You made your mark at Millennium by building the business development function, which led ultimately to the assignment from
Takeda President and CEO Yasuchika Hasegawa to manage this function globally and to oversee the acquisition of Swiss-based
Nycomed. What learnings can you share from your many years on the front lines of pharma licensing and M&A?
Protopapas: Business development has been critical to the growth of Millennium and is also a high priority for Takeda as it seeks to
become more global, so throughout my career in both companies I have never been far from the center of decision-making. Prior
to the merger with Takeda, I led numerous discussions on partnerships, which were pivotal to Millennium's pipeline strategy.
This resulted in Takeda CEO Hasegawa asking me to run business development for the entire company, a position I accepted because
achieving the vision of globalization depended on a well executed acquisition strategy. Again, it was not without risks, as
I was aware of being the first non-Japanese executive to supervise this important activity. Since then, in addition to purchasing
Nycomed, we have acquired five other companies.
These acquisitions have literally changed the face of the company. While Takeda was clearly innovative, it lacked the global
commercial infrastructure necessary to bring these innovations forward to more patients. Plugging this gap became our priority
objective. Subsequently, we identified Nycomed as an acquisition target because it had strong commercial roots in Europe and
the emerging country markets, areas where Takeda was weak, without duplicating our strength in the US and Japan.
Nycomed proved to be a more complicated transaction than we had anticipated. It took six months of very intense negotiations
requiring extensive due diligence because Nycomed was a private equity operation. We had to move step by step to compile the
evidence to secure internal – and external – support for the transaction. I knew we had to build a story that allowed others
in both organizations to reach the same conclusion about going forward, on their own, especially in light of Takeda's consensus
based decision-making. This was different than the top down stance of simply saying "we're doing this, so get on board."
The inclusive approach strengthened my conviction that the acquisition would create two productive synergies. The first was

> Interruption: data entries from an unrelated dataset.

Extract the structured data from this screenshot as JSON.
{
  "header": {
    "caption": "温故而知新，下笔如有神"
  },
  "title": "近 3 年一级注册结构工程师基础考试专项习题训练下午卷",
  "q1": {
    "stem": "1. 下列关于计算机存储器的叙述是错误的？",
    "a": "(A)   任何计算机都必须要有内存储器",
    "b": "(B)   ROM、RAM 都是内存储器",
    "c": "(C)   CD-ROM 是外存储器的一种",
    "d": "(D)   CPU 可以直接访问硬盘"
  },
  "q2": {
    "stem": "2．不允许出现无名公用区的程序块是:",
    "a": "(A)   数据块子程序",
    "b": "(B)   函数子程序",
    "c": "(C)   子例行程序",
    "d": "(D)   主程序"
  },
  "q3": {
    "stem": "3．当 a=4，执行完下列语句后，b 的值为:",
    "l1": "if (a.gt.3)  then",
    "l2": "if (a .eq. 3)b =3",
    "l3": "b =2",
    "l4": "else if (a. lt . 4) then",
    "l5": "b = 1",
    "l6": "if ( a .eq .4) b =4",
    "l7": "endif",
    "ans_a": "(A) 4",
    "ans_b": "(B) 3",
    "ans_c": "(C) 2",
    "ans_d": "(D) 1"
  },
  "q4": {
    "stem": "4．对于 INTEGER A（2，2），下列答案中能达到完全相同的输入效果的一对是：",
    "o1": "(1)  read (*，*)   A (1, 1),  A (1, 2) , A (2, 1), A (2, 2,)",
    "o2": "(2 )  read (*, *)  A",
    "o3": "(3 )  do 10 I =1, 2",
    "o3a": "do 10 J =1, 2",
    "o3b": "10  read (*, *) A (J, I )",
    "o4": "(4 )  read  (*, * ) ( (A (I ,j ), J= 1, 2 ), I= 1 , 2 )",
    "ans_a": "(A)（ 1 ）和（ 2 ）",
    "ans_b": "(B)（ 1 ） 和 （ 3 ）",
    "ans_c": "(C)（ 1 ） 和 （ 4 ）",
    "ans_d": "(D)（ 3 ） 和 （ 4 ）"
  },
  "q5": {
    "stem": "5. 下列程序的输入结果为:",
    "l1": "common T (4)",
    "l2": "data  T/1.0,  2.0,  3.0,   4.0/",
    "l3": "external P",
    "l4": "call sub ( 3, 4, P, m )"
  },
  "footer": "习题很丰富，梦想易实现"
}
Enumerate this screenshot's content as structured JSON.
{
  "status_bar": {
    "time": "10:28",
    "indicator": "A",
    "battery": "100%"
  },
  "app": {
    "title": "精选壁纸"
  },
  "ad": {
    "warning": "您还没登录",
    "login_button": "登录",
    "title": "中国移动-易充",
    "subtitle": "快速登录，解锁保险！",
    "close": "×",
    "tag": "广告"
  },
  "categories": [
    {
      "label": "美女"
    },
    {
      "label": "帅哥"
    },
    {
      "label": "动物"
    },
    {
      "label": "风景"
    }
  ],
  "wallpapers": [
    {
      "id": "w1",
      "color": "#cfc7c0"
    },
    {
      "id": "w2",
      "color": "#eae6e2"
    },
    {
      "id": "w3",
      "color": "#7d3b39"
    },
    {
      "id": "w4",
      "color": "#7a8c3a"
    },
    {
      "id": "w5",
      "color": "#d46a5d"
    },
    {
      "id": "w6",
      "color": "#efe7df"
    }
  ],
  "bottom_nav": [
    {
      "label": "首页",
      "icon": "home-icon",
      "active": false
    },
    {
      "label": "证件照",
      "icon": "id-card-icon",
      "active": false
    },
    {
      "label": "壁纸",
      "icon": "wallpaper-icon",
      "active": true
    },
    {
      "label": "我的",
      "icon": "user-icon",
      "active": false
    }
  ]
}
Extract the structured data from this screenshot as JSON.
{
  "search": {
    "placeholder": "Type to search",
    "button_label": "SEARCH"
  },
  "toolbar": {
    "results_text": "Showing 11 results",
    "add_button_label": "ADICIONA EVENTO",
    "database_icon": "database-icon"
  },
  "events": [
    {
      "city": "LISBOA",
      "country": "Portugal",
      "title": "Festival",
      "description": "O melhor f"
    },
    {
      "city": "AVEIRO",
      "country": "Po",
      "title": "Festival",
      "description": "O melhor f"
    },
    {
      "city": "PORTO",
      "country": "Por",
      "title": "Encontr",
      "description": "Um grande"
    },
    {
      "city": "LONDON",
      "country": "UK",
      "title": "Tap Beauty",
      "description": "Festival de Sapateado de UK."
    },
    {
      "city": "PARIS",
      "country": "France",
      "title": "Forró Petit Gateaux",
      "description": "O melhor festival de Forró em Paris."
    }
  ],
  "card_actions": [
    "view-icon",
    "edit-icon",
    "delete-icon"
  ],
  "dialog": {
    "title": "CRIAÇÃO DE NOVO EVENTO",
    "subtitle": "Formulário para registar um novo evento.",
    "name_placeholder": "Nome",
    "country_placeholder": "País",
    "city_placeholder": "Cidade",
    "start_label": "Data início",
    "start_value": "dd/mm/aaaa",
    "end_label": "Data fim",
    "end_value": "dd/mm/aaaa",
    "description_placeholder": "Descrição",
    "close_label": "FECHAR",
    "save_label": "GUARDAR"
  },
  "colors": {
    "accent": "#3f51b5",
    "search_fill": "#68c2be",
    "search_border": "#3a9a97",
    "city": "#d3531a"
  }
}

the cost and efficiency gains. These have been completed and the savings have far exceeded our expectations. The second is
"top line" enhancements from the expansion and redesign of commercial infrastructure, moving Takeda products through the Nycomed
distribution channels, and vice versa. This is still a work in progress, but as more new products come on stream, the value
of a bigger development, sales and manufacturing network is going to become apparent.
How has culture influenced the combination between Millennium and Takeda? Japanese companies are notoriously insular, which
some experts cite to explain why its pharma sector has failed to seize the market potential that exists beyond the domestic
Protopapas: Awareness of company culture is vital in making any combination a good fit. I think the addition of Millennium to the Takeda
family is proof that culture can be a dynamic, flexible and adaptive tool – one that actually makes it easier for large organizations
to cope with disruptive change. Takeda has a history that goes back 230 years, where it began selling Chinese herbal products,
followed by its move to Western-style medicines early in the 20th century. The point is that age is not a barrier to change,
especially when management has the confidence to rely on that strong culture to acknowledge the need for a different way forward.
Hasegawa is himself the symbol of a confident company culture, having been chosen by the Takeda family as the first outsider
to head the business. His mandate has been to refresh the corporate brand —and to make Takeda a young company once again.
Over the past five years, he has put the company on a clear path to global player status by acquiring Millennium and Nycomed;
realigning sales strategy in the US, dissolving the TAP venture; and recruiting and empowering dozens of non-Japanese executives
like me. The result is that diversity is now an ingrained part of Takeda's culture. In fact, Takeda is positioned to be led
by a French citizen and former GSK executive, Christophe Weber, who is our new COO as of April 1 and is expected to be named
President when Hasegawa relinquishes that position in June 2015.